PRESIDE A singing study!
It is well documented that music and singing are beneficial to those living with dementia. Listening to or singing songs can provide both behavioural and emotional benefits and the power of music can unlock memories and help provide links to a person’s past and promote connection with carers.
Researchers at Nottingham University are looking for people with a diagnosis of dementia and their carers to take part in a study about the benefits of online community group singing.
Aim of the study
Previous research has suggested that singing in a group can improve mood, memory and relationships for people with dementia and establish support networks which may also benefit carers.
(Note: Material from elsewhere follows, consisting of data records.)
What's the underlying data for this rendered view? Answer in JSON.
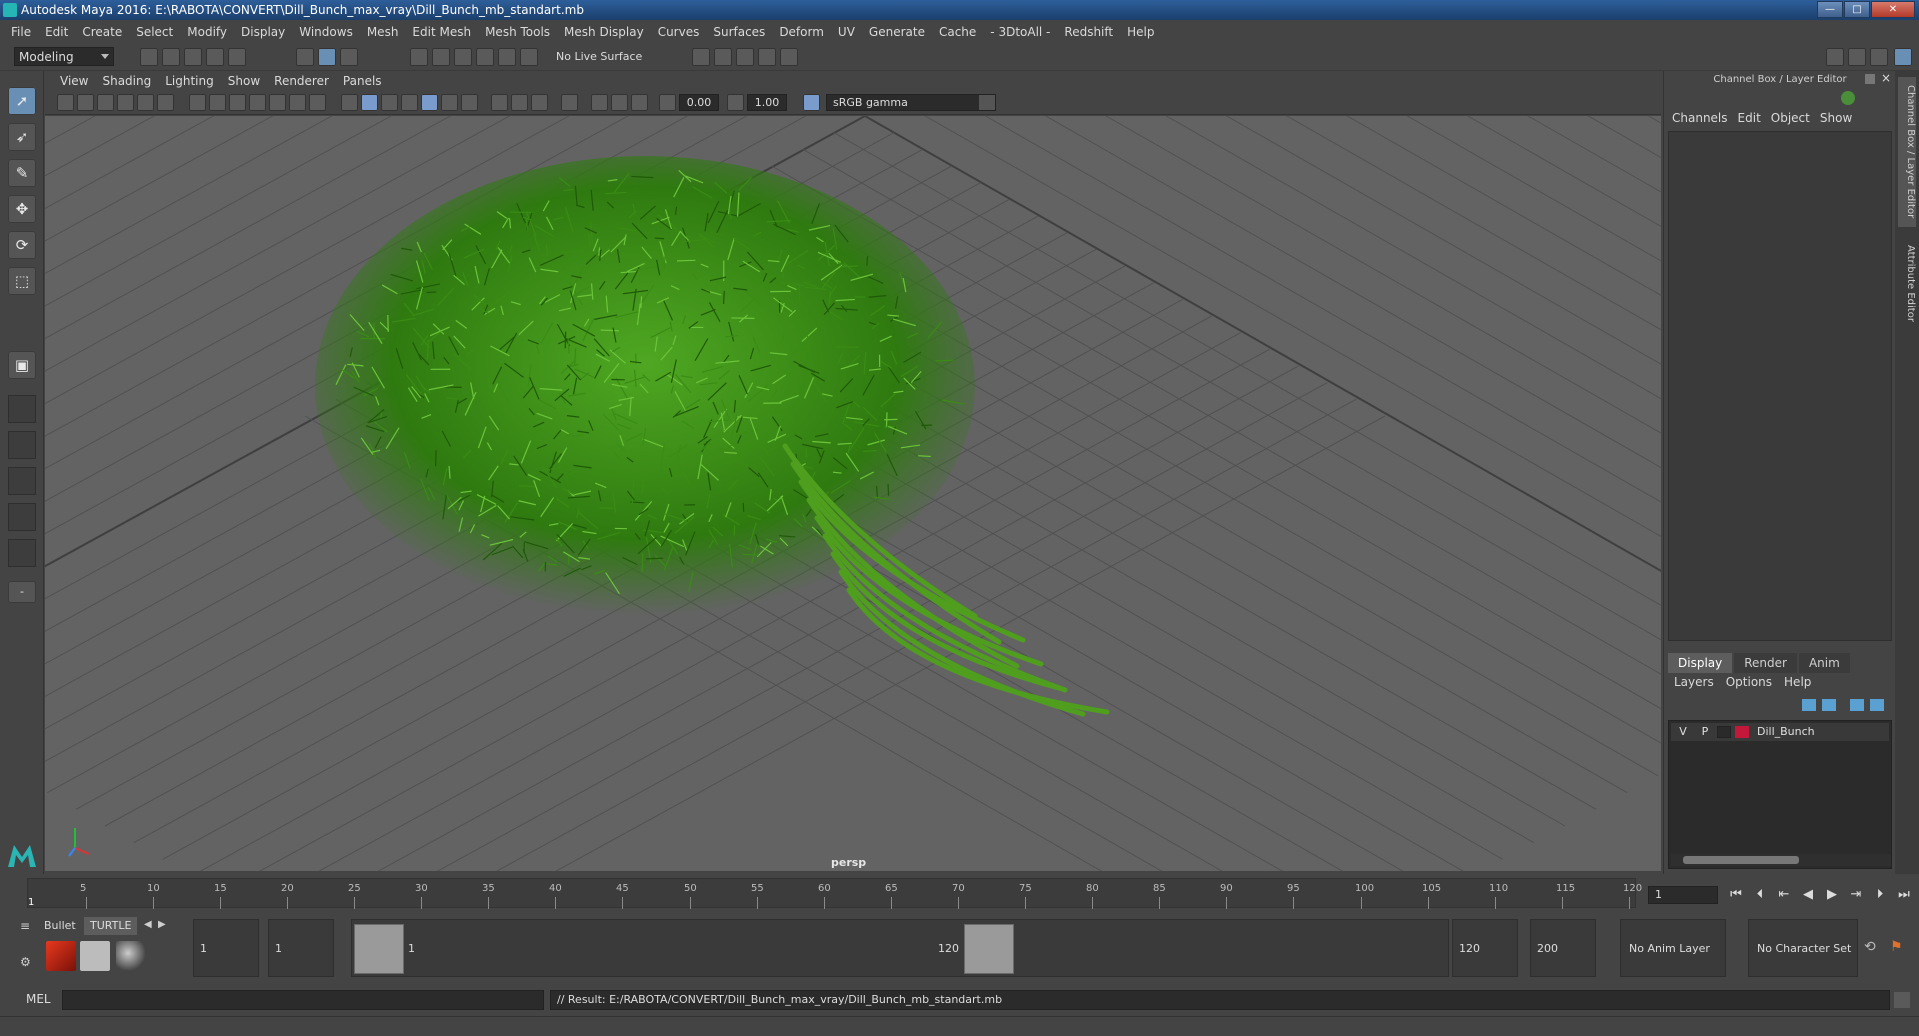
{
  "window": {
    "title": "Autodesk Maya 2016: E:\\RABOTA\\CONVERT\\Dill_Bunch_max_vray\\Dill_Bunch_mb_standart.mb",
    "minimize": "—",
    "maximize": "□",
    "close": "✕"
  },
  "menubar": {
    "items": [
      "File",
      "Edit",
      "Create",
      "Select",
      "Modify",
      "Display",
      "Windows",
      "Mesh",
      "Edit Mesh",
      "Mesh Tools",
      "Mesh Display",
      "Curves",
      "Surfaces",
      "Deform",
      "UV",
      "Generate",
      "Cache",
      "- 3DtoAll -",
      "Redshift",
      "Help"
    ]
  },
  "statusline": {
    "mode": "Modeling",
    "live_surface": "No Live Surface"
  },
  "viewport": {
    "menu": [
      "View",
      "Shading",
      "Lighting",
      "Show",
      "Renderer",
      "Panels"
    ],
    "exposure": "0.00",
    "gamma_value": "1.00",
    "color_space": "sRGB gamma",
    "camera": "persp",
    "colors": {
      "background": "#636363",
      "grid": "#515151",
      "grid_axis": "#3f3f3f",
      "foliage": "#3a8c14",
      "stem": "#4f9e1e"
    }
  },
  "right_panel": {
    "title": "Channel Box / Layer Editor",
    "menu": [
      "Channels",
      "Edit",
      "Object",
      "Show"
    ],
    "tabs": [
      "Display",
      "Render",
      "Anim"
    ],
    "active_tab": "Display",
    "layer_menu": [
      "Layers",
      "Options",
      "Help"
    ],
    "layers": [
      {
        "visible": "V",
        "playback": "P",
        "name": "Dill_Bunch",
        "color": "#c4183a"
      }
    ],
    "side_tabs": [
      "Channel Box / Layer Editor",
      "Attribute Editor"
    ]
  },
  "timeline": {
    "current_frame": "1",
    "ticks": [
      "5",
      "10",
      "15",
      "20",
      "25",
      "30",
      "35",
      "40",
      "45",
      "50",
      "55",
      "60",
      "65",
      "70",
      "75",
      "80",
      "85",
      "90",
      "95",
      "100",
      "105",
      "110",
      "115",
      "120"
    ],
    "frame_field": "1"
  },
  "range": {
    "shelf_tabs": [
      "Bullet",
      "TURTLE"
    ],
    "start_time": "1",
    "playback_start": "1",
    "range_start_label": "1",
    "range_end_label": "120",
    "playback_end": "120",
    "end_time": "200",
    "anim_layer": "No Anim Layer",
    "character_set": "No Character Set"
  },
  "command": {
    "language": "MEL",
    "result": "// Result: E:/RABOTA/CONVERT/Dill_Bunch_max_vray/Dill_Bunch_mb_standart.mb"
  }
}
Online singing groups have been created in response to the COVID-19 pandemic and the aim of the PRESIDE (Pilot Randomised Evaluation of Singing in Dementia) Study is to understand if regular virtual group singing is as effective as bringing people together face to face.
Who can take part?
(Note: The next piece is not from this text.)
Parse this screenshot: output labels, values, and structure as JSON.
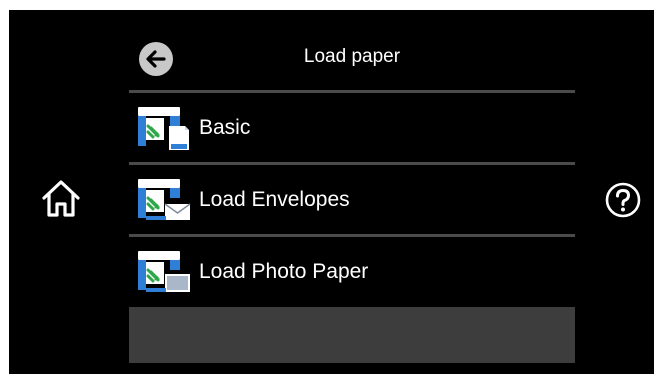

The study is open to people living in England and their carers. Participants must be willing to attend 10 weeks of singing sessions and must have a carer (someone who spends at least 2 hours per week with them) who is prepared to attend singing sessions and take part in the study. Participants also need access to the internet and a computer as the sessions will take place via Zoom. Those taking part do not need to have any singing experience.
What does it involve?
Researchers will gather data via a Zoom questionnaire about the person’s quality of life, health, mood and musical engagement before they start attending. The participant will then be invited to attend a weekly singing group on Zoom for ten weeks and the questionnaires will then be repeated. An interview may also take place.
The project is being undertaken by Justine Schneider, Professor of Mental Health and Social Care at Nottingham University and Professor Martin Orrell, Director of the Institute of Mental Health, who says:
“Many of us love to sing, we know it releases endorphins or ‘feel good’ chemicals and the social aspect of group signing contributes towards brain health. The benefits of music and singing for those with dementia are even more pronounced and since group singing has sadly had to stop during the pandemic we’re keen to see if taking part in virtual signing groups can be just as effective.
“So if you like to sing but haven’t had a chance to sing in a group recently, I encourage you to sign up. The sessions will be fun and informal and led by experienced musicians.”
This study is open until 18 June 2021 and is funded by the Alzheimer’s Society.